Contest has vision in sight
The video contest is restricted to girls aged 13 and older and targets girls in high school, college, university and film schools.
“Right now, we are engaging the Canadian public in an awareness campaign, Her Sight Is Worth It, a video contest open to all students,” said Irma Arkus a Seva Canada Communications Coordinator. “Winning videos will be showcased across eight cities in Canada during World Community Film Festival, and in their name, a girl and a woman will have their eyesight restored.”
Seva stresses the importance of eye-care for girls and women in the field, working with leading international organizations to not only eliminate gender inequity in eye care, but also eliminate preventable blindness worldwide.
“I think the thing to stress is that Seva trains local eye care professionals that will serve their communities for generations to come,” said Heather Wardle, a Development Director for Seva Canada. “In many regions where Seva works we are successfully treating the backlog of those who are blind from cataracts and, using Seva-trained eye doctors, we are creating a situation where, like in Canada, no one will go blind from cataracts but will receive treatment long before the cataracts harm their vision.
“All our programs reach out to the most vulnerable, children, women, the very poor and those who live in remote areas to ensure that children and women get treatment and the follow-up care that the children need.”
World sight day is October 8, and the theme for this year's national video contest is the issue of gender equity and eye health.
Seva, an international eye care charity based in Vancouver has been working for over 27 years to restore sight for girls and women in developing countries. Currently, Seva Canada is providing funding and expertise to over seven regions including: Nepal, Tibet, India, Tanzania and eastern Africa, Guatemala, Cambodia and Egypt.

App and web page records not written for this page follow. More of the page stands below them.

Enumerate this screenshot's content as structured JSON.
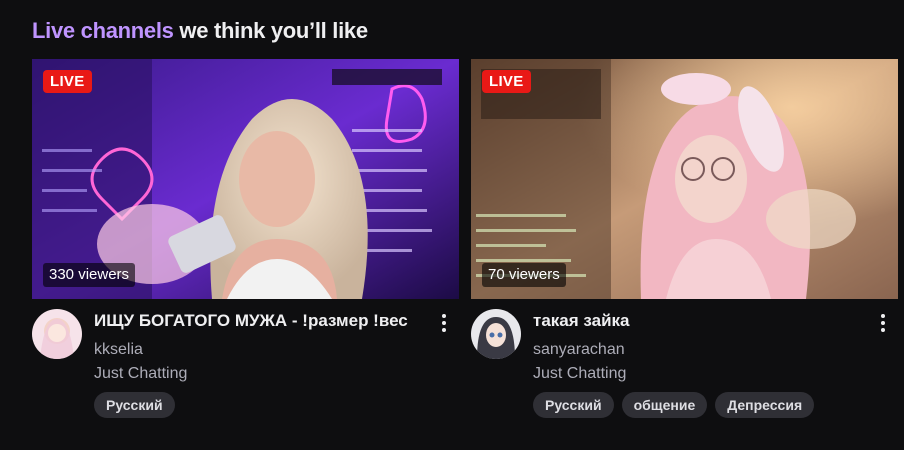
{
  "section": {
    "title_accent": "Live channels",
    "title_rest": " we think you’ll like"
  },
  "cards": [
    {
      "live_label": "LIVE",
      "viewers": "330 viewers",
      "title": "ИЩУ БОГАТОГО МУЖА - !размер !вес",
      "channel": "kkselia",
      "category": "Just Chatting",
      "tags": [
        "Русский"
      ]
    },
    {
      "live_label": "LIVE",
      "viewers": "70 viewers",
      "title": "такая зайка",
      "channel": "sanyarachan",
      "category": "Just Chatting",
      "tags": [
        "Русский",
        "общение",
        "Депрессия"
      ]
    }
  ],
  "colors": {
    "accent": "#bf94ff",
    "live": "#e91916",
    "background": "#0e0e10",
    "tag_bg": "#2f2f35"
  }
}
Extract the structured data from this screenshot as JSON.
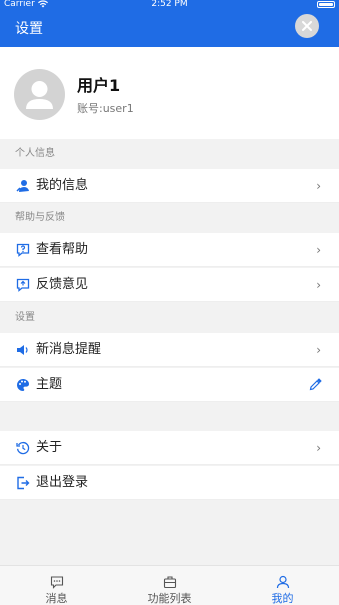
{
  "status_bar": {
    "carrier": "Carrier",
    "time": "2:52 PM"
  },
  "header": {
    "title": "设置"
  },
  "profile": {
    "name": "用户1",
    "account": "账号:user1"
  },
  "sections": {
    "personal": "个人信息",
    "help": "帮助与反馈",
    "settings": "设置"
  },
  "items": {
    "my_info": "我的信息",
    "view_help": "查看帮助",
    "feedback": "反馈意见",
    "new_message_reminder": "新消息提醒",
    "theme": "主题",
    "about": "关于",
    "logout": "退出登录"
  },
  "chevron": "›",
  "tabbar": {
    "tabs": [
      {
        "label": "消息",
        "icon": "message-icon"
      },
      {
        "label": "功能列表",
        "icon": "toolbox-icon"
      },
      {
        "label": "我的",
        "icon": "person-icon"
      }
    ],
    "active": "我的"
  },
  "colors": {
    "primary": "#1f6ce5",
    "background": "#f2f2f2"
  }
}
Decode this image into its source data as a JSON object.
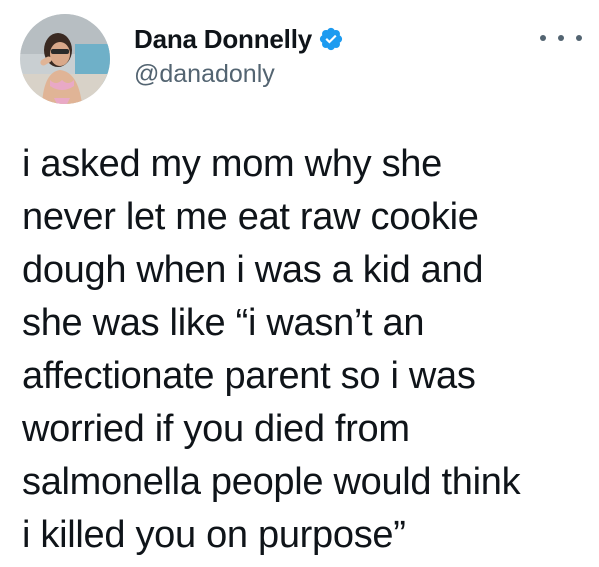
{
  "author": {
    "display_name": "Dana Donnelly",
    "handle": "@danadonly",
    "verified": true,
    "verified_color": "#1d9bf0"
  },
  "menu": {
    "icon": "more-horizontal-icon"
  },
  "tweet": {
    "lines": [
      "i asked my mom why she",
      "never let me eat raw cookie",
      "dough when i was a kid and",
      "she was like “i wasn’t an",
      "affectionate parent so i was",
      "worried if you died from",
      "salmonella people would think",
      "i killed you on purpose”"
    ]
  }
}
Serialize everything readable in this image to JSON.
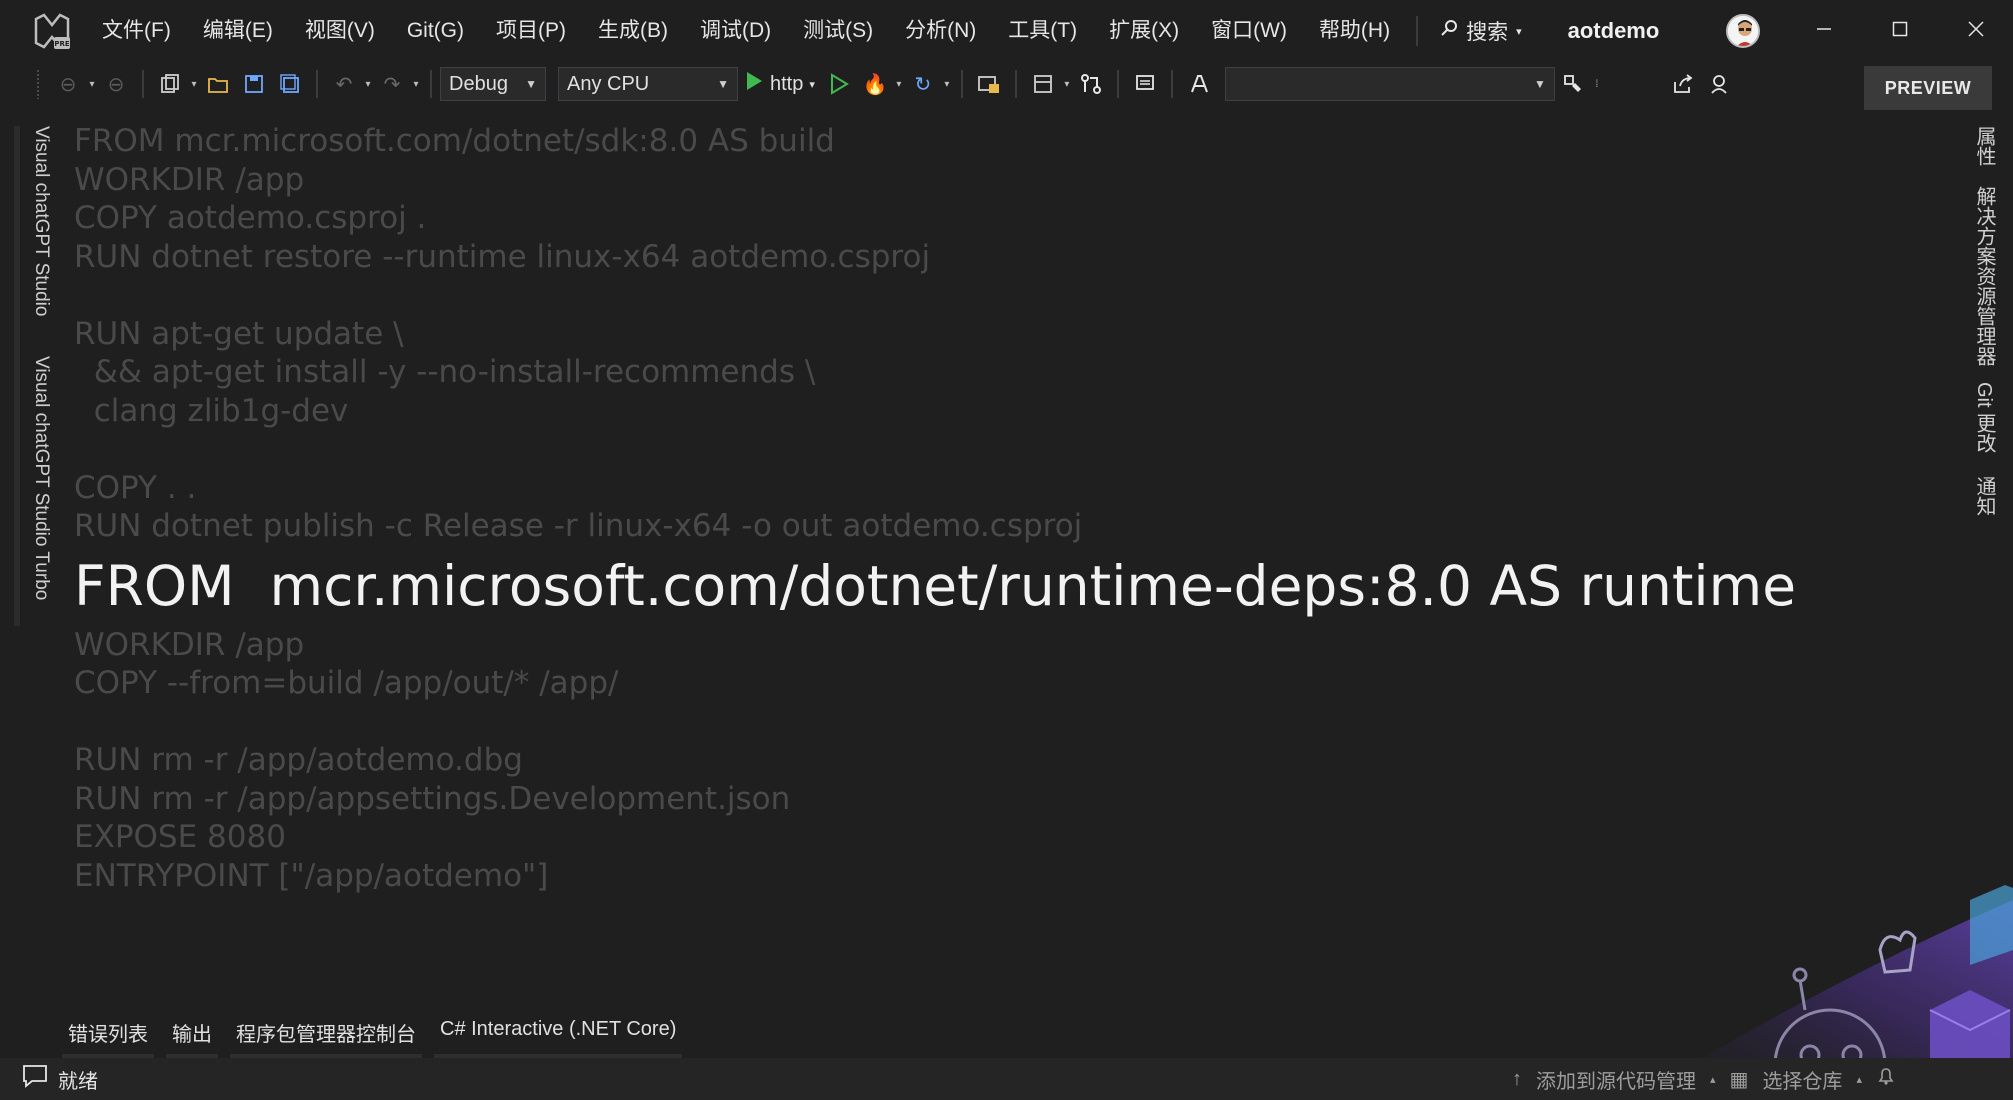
{
  "menu": {
    "items": [
      "文件(F)",
      "编辑(E)",
      "视图(V)",
      "Git(G)",
      "项目(P)",
      "生成(B)",
      "调试(D)",
      "测试(S)",
      "分析(N)",
      "工具(T)",
      "扩展(X)",
      "窗口(W)",
      "帮助(H)"
    ],
    "search_label": "搜索",
    "project_name": "aotdemo"
  },
  "toolbar": {
    "configuration": "Debug",
    "platform": "Any CPU",
    "run_target": "http",
    "preview_label": "PREVIEW"
  },
  "left_tabs": [
    "Visual chatGPT Studio",
    "Visual chatGPT Studio Turbo"
  ],
  "right_tabs": [
    "属性",
    "解决方案资源管理器",
    "Git 更改",
    "通知"
  ],
  "code_lines": [
    "FROM mcr.microsoft.com/dotnet/sdk:8.0 AS build",
    "WORKDIR /app",
    "COPY aotdemo.csproj .",
    "RUN dotnet restore --runtime linux-x64 aotdemo.csproj",
    "",
    "RUN apt-get update \\",
    "  && apt-get install -y --no-install-recommends \\",
    "  clang zlib1g-dev",
    "",
    "COPY . .",
    "RUN dotnet publish -c Release -r linux-x64 -o out aotdemo.csproj"
  ],
  "highlight_line": "FROM  mcr.microsoft.com/dotnet/runtime-deps:8.0 AS runtime",
  "code_lines_after": [
    "WORKDIR /app",
    "COPY --from=build /app/out/* /app/",
    "",
    "RUN rm -r /app/aotdemo.dbg",
    "RUN rm -r /app/appsettings.Development.json",
    "EXPOSE 8080",
    "ENTRYPOINT [\"/app/aotdemo\"]"
  ],
  "bottom_tabs": [
    "错误列表",
    "输出",
    "程序包管理器控制台",
    "C# Interactive (.NET Core)"
  ],
  "status": {
    "ready": "就绪",
    "add_to_source_control": "添加到源代码管理",
    "select_repository": "选择仓库"
  },
  "colors": {
    "background": "#1f1f1f",
    "accent_run": "#3fb950",
    "dim_code": "#4a4a4a",
    "highlight_code": "#f2f2f2"
  }
}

“Sight restoration and blindness prevention programs emphasize local management, establish high volume of treatments at the lowest cost, are directed to those most in need through fundraising programs in Canada, and are especially geared to provide services to women and girls,” Arkus stressed.
It is estimated that 45 million people are blind worldwide, of whom 90 per cent live in developing countries where access to proper eye care, especially for women, is miniscule. According to Seva, these girls and women receive approximately half the care as men do in developing countries.
“The kind of stories that we get from the field are remarkable and touching. To restore one's sight is to change that person's life. A girl or a woman literally has a second chance. That also applies to her caretaker. Often these simple surgeries allow two people to go back to school, earn a trade, make a living,” Arkus said.
The World Health Organization has stated that in order to reduce poverty rates, we must help restore sight in developing countries for girls and women.
Seva, a leading eye care charity receives support from CIDA, and are a participating member of Vision 2020, collaborating with various international foundations in order to accomplish something truly remarkable.
For further information on how you can get involved or support Seva's mission please visit www.hersight.ca or the charities' official website at www.seva.ca